Von Elrod’s Beer Garden and Sausage House
Two local talents have banded together to bring a beer hall to life in Germantown.
Written By: Erin B. Murray
Photographers: Nathan Zucker
Inside Von Elrod’s Beer Garden and Sausage House, the talents of restaurateur Austin Ray, who also owns M.L.Rose, and chef Jason Brumm, formerly of Strategic Hospitality, find a comfortable home together. The two long-time industry veterans have combined their collective passions, resulting in a solid addition to the Germantown dining scene.
The first true beer hall concept to arrive in Nashville, Von Elrod’s rightfully offers up a colorful, utilitarian dining space; a proper “beer garden,” set off to the side of the dining room; and even a vast patio, where sloshing back a lager out of a one-liter stein feels totally normal (there are heaters out there this time of year). Set inside an old bus depot, directly across the street from the entrance to First Tennessee Park, it’s one of those airy, easy-to-get-into spaces that’s got plenty of elbowroom at its long, communal tables, plus valet parking at lunch time. Big groups, families, and anyone looking for a bite before catching a game or a show across the street are sure to find a home here.

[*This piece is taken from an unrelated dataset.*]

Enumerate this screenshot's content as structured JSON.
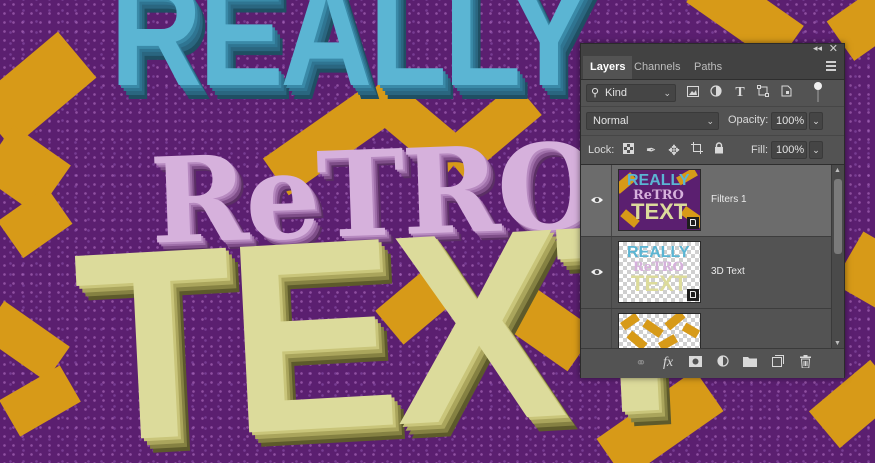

The selection of 36 beers on tap veers from Oktoberfest and Belgian styles to Farmhouse and hoppy American brews. That large stein is just one option for glassware—they also pour beers in a range of vessels, down to a nine-ounce snifter. On the bottle list, there are Belgian brews from the likes of Orval and La Chouffe, plus ciders and lambics. Shandies, frozen cocktails, and wines on tap round out the list. (We’re betting that the frozen Paloma, made with tequila and grapefruit, will fly once the weather warms.)
As for the food, you won’t find traditional German fare. Instead, Brumm pulls inspiration from across the board, using his in-house butchery, which can be seen through a window near the open kitchen, to create a range of snap-skinned sausages, made from beef, pork, chicken, lamb, and even lentils, as well as house-made hot dogs.

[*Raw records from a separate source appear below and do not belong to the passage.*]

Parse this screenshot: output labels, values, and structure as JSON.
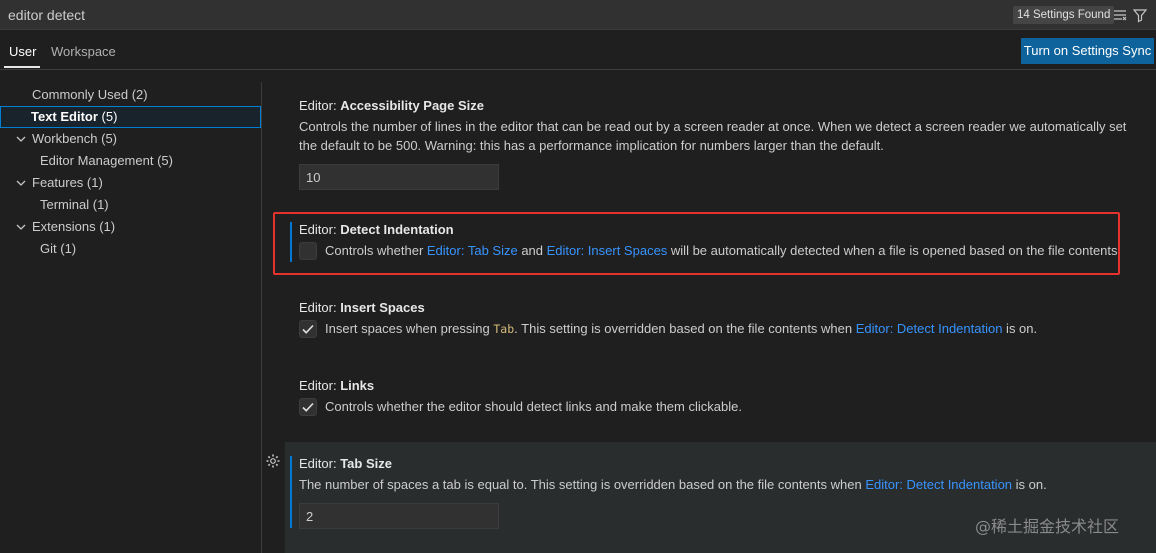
{
  "search": {
    "value": "editor detect",
    "result_count": "14 Settings Found"
  },
  "tabs": [
    {
      "label": "User"
    },
    {
      "label": "Workspace"
    }
  ],
  "sync_button": "Turn on Settings Sync",
  "toc": [
    {
      "label": "Commonly Used",
      "count": " (2)"
    },
    {
      "label": "Text Editor",
      "count": " (5)"
    },
    {
      "label": "Workbench",
      "count": " (5)"
    },
    {
      "label": "Editor Management",
      "count": " (5)"
    },
    {
      "label": "Features",
      "count": " (1)"
    },
    {
      "label": "Terminal",
      "count": " (1)"
    },
    {
      "label": "Extensions",
      "count": " (1)"
    },
    {
      "label": "Git",
      "count": " (1)"
    }
  ],
  "settings": {
    "page_size": {
      "category": "Editor: ",
      "name": "Accessibility Page Size",
      "desc_line1": "Controls the number of lines in the editor that can be read out by a screen reader at once. When we detect a screen reader we automatically set",
      "desc_line2": "the default to be 500. Warning: this has a performance implication for numbers larger than the default.",
      "value": "10"
    },
    "detect_indentation": {
      "category": "Editor: ",
      "name": "Detect Indentation",
      "desc_a": "Controls whether ",
      "link1": "Editor: Tab Size",
      "desc_b": " and ",
      "link2": "Editor: Insert Spaces",
      "desc_c": " will be automatically detected when a file is opened based on the file contents."
    },
    "insert_spaces": {
      "category": "Editor: ",
      "name": "Insert Spaces",
      "desc_a": "Insert spaces when pressing ",
      "code": "Tab",
      "desc_b": ". This setting is overridden based on the file contents when ",
      "link": "Editor: Detect Indentation",
      "desc_c": " is on."
    },
    "links": {
      "category": "Editor: ",
      "name": "Links",
      "desc": "Controls whether the editor should detect links and make them clickable."
    },
    "tab_size": {
      "category": "Editor: ",
      "name": "Tab Size",
      "desc_a": "The number of spaces a tab is equal to. This setting is overridden based on the file contents when ",
      "link": "Editor: Detect Indentation",
      "desc_b": " is on.",
      "value": "2"
    }
  },
  "watermark": "@稀土掘金技术社区",
  "colors": {
    "accent": "#0078d4",
    "link": "#3794ff",
    "highlight": "#e5322d"
  }
}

There’s a traditional bratwurst, topped with sauerkraut and caramelized onions, called The Von Elrod, as well as a surprisingly satisfying chicken parm sausage, which tastes like a cross between the traditional Italian dish and a really good meatball sub. The Fez puts a lamb merguez sausage into a bun and tops it with a cooling taziki sauce. There are spicy options, too, like the Wild Bill, made with a jalapeño-cheddar brat, or the spicy chicken sausage in the Angry Bird. On the hot dog list, you can go classic with mustard or opt for the Coney version, stuffed with chili and cheese. Each link we tried, wrapped tight and piled high, oozed with both juice and big flavor.

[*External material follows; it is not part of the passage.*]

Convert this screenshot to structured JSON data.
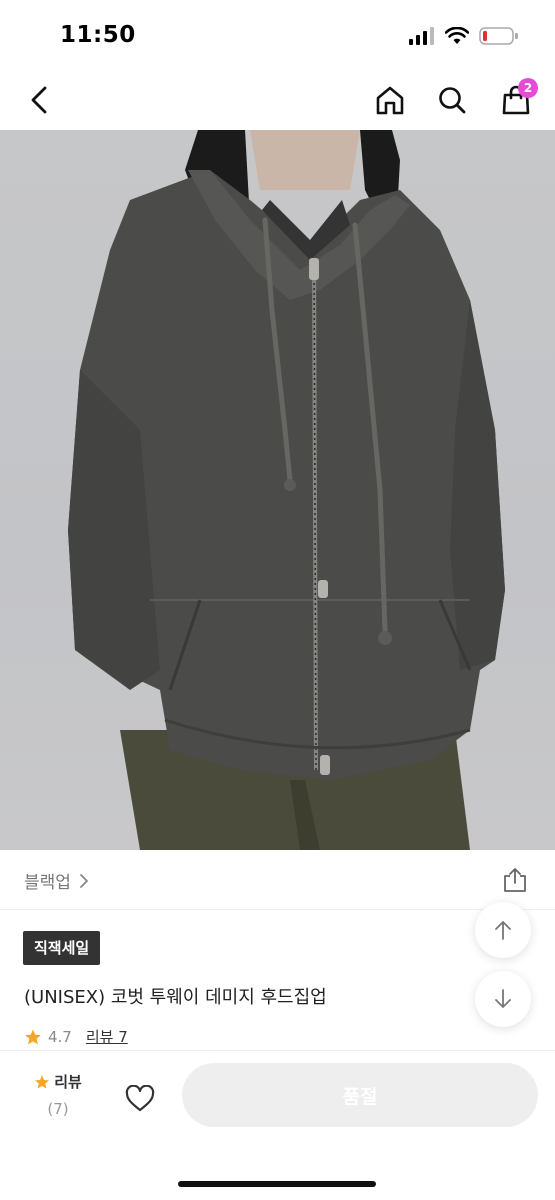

Besides the sausages, there’s a solid selection of starters, snacks, and sides, like the house-made pretzel, served with beer cheese or other dipping sauces; fried cheese curds; a selection of Belgian fries and poutine platters; sweet potato “jojo’s”; and hot chicken schnitzel sliders. Those seeking something lighter have options like the Chop Chop salad, a composed, bacon-topped affair, which can be enhanced with a sausage, of course. Or try a club sandwich, made with the restaurant’s rotisserie chicken. Plus, all of the sausages can be served wrapped in lettuce or naked, for those who prefer to opt out of the bun.
If you’re still hungry, the German chocolate cake will satisfy any final cravings—especially if paired with a snifter of the Highland Black Mocha Stout.
1004 4th Ave N, 615-866-1620; vonelrods.com